# The data
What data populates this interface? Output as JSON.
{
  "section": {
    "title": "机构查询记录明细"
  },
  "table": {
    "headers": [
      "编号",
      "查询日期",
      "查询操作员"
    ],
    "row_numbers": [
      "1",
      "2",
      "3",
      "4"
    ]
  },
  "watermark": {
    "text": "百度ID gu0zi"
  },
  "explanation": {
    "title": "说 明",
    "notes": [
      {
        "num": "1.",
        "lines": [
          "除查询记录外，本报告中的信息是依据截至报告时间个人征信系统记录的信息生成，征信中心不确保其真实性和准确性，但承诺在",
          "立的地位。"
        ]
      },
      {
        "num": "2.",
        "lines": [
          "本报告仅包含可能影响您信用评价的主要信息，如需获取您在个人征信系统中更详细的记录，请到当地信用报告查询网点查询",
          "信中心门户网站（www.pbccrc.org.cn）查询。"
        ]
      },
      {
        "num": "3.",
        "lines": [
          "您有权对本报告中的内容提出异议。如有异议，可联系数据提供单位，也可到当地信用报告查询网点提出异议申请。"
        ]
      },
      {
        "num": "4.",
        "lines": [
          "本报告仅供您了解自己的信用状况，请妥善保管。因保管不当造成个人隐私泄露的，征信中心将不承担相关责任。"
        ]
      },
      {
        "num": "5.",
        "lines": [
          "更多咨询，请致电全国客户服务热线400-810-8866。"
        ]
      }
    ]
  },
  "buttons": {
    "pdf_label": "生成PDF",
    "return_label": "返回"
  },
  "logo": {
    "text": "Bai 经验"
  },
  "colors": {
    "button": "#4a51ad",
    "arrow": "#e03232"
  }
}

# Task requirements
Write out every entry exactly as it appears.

# Problem solution
What data populates this interface? Output as JSON.
{
  "section": {
    "title": "机构查询记录明细"
  },
  "table": {
    "headers": [
      "编号",
      "查询日期",
      "查询操作员"
    ],
    "row_numbers": [
      "1",
      "2",
      "3",
      "4"
    ]
  },
  "watermark": {
    "text": "百度ID gu0zi"
  },
  "explanation": {
    "title": "说 明",
    "notes": [
      {
        "num": "1.",
        "lines": [
          "除查询记录外，本报告中的信息是依据截至报告时间个人征信系统记录的信息生成，征信中心不确保其真实性和准确性，但承诺在",
          "立的地位。"
        ]
      },
      {
        "num": "2.",
        "lines": [
          "本报告仅包含可能影响您信用评价的主要信息，如需获取您在个人征信系统中更详细的记录，请到当地信用报告查询网点查询",
          "信中心门户网站（www.pbccrc.org.cn）查询。"
        ]
      },
      {
        "num": "3.",
        "lines": [
          "您有权对本报告中的内容提出异议。如有异议，可联系数据提供单位，也可到当地信用报告查询网点提出异议申请。"
        ]
      },
      {
        "num": "4.",
        "lines": [
          "本报告仅供您了解自己的信用状况，请妥善保管。因保管不当造成个人隐私泄露的，征信中心将不承担相关责任。"
        ]
      },
      {
        "num": "5.",
        "lines": [
          "更多咨询，请致电全国客户服务热线400-810-8866。"
        ]
      }
    ]
  },
  "buttons": {
    "pdf_label": "生成PDF",
    "return_label": "返回"
  },
  "logo": {
    "text": "Bai 经验"
  },
  "colors": {
    "button": "#4a51ad",
    "arrow": "#e03232"
  }
}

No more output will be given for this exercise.